If we're able to achieve something we desire - and successfully repeat that ability - we must have some knowledge of what we want, the context of the wanting, the object itself, and at least a simple methodology or various methodologies for obtaining it. When we're ignorant, we hit upon that thing we desire mainly by accident, if at all. If we don't learn anything at all from the event, it's unlikely we'll ever achieve that thing we desire again.
We're all pretty obviously ignorant to varying degrees. The issue is the celebration of ignorance. Only in the US can you find willful ignorance elevated to a marker of pride. This is exceedingly strange since ignorance has no apparent value, whether intrinsic or instrumental, other than maybe to be able to say that you're not like some people who know stuff (like egghead "liberal elites"). Power has always loved it, however. An ignorant populace is the source of sustained power.
Knowing stuff is both intrinsically good and really useful. The process of coming to know and understand things (i.e. learning) is also good and enjoyable and instrumentally valuable. Since we're fallible beings, there exists the ever-present possibility that we may be mistaken about even the things we think are most profoundly true. Knowing and learning as processes help us temper the consequences of our fallibility.

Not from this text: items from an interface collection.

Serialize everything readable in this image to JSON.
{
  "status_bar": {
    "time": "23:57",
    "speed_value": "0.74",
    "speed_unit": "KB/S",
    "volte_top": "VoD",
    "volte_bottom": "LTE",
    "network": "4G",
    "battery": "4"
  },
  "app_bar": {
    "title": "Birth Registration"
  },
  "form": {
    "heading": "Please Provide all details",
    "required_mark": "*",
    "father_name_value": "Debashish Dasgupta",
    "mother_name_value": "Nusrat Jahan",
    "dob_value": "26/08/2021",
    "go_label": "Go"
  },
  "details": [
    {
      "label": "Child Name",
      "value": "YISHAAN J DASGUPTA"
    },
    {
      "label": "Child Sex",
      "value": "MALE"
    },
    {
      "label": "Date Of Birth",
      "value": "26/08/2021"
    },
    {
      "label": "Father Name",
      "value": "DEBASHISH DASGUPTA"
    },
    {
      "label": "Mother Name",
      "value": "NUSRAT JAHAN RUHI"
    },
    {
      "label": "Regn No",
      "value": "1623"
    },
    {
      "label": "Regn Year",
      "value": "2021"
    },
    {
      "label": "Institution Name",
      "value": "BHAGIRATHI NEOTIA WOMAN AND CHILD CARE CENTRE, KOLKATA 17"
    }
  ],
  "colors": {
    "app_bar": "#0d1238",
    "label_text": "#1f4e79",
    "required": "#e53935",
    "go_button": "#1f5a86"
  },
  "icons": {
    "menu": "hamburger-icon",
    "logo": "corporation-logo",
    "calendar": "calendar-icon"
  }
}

While the issue usually seems to be epistemological, it's also ethical. Celebrating knowledge and learning is indeed better than celebrating ignorance because of the abundant good and goods the former provides individuals and society. Celebrating ignorance endangers us all.